:: Source material ::

+ + +

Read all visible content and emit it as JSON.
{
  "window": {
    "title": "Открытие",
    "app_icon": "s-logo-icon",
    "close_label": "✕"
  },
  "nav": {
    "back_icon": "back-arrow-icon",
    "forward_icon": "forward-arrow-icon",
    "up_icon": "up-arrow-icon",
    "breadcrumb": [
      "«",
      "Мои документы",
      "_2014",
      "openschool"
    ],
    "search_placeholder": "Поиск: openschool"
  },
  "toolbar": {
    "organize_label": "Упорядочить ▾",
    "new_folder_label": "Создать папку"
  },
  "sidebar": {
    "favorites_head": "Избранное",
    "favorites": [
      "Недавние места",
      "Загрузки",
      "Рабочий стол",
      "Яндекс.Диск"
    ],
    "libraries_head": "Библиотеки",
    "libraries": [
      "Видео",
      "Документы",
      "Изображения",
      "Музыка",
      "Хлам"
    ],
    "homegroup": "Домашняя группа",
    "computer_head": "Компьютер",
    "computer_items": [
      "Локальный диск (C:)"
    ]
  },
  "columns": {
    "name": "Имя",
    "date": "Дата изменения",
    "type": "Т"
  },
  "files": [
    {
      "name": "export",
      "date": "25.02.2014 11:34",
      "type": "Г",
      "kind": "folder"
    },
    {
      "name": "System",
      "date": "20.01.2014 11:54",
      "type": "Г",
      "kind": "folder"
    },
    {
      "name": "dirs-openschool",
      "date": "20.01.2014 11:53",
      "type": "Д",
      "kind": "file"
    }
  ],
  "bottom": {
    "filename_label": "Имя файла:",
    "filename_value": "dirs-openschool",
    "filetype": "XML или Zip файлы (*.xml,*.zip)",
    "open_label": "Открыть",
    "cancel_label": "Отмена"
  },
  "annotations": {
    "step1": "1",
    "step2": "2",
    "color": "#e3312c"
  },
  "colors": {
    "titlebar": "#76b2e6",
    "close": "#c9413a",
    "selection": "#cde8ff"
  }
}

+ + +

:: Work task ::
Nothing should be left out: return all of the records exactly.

:: Response ::
Read all visible content and emit it as JSON.
{
  "window": {
    "title": "Открытие",
    "app_icon": "s-logo-icon",
    "close_label": "✕"
  },
  "nav": {
    "back_icon": "back-arrow-icon",
    "forward_icon": "forward-arrow-icon",
    "up_icon": "up-arrow-icon",
    "breadcrumb": [
      "«",
      "Мои документы",
      "_2014",
      "openschool"
    ],
    "search_placeholder": "Поиск: openschool"
  },
  "toolbar": {
    "organize_label": "Упорядочить ▾",
    "new_folder_label": "Создать папку"
  },
  "sidebar": {
    "favorites_head": "Избранное",
    "favorites": [
      "Недавние места",
      "Загрузки",
      "Рабочий стол",
      "Яндекс.Диск"
    ],
    "libraries_head": "Библиотеки",
    "libraries": [
      "Видео",
      "Документы",
      "Изображения",
      "Музыка",
      "Хлам"
    ],
    "homegroup": "Домашняя группа",
    "computer_head": "Компьютер",
    "computer_items": [
      "Локальный диск (C:)"
    ]
  },
  "columns": {
    "name": "Имя",
    "date": "Дата изменения",
    "type": "Т"
  },
  "files": [
    {
      "name": "export",
      "date": "25.02.2014 11:34",
      "type": "Г",
      "kind": "folder"
    },
    {
      "name": "System",
      "date": "20.01.2014 11:54",
      "type": "Г",
      "kind": "folder"
    },
    {
      "name": "dirs-openschool",
      "date": "20.01.2014 11:53",
      "type": "Д",
      "kind": "file"
    }
  ],
  "bottom": {
    "filename_label": "Имя файла:",
    "filename_value": "dirs-openschool",
    "filetype": "XML или Zip файлы (*.xml,*.zip)",
    "open_label": "Открыть",
    "cancel_label": "Отмена"
  },
  "annotations": {
    "step1": "1",
    "step2": "2",
    "color": "#e3312c"
  },
  "colors": {
    "titlebar": "#76b2e6",
    "close": "#c9413a",
    "selection": "#cde8ff"
  }
}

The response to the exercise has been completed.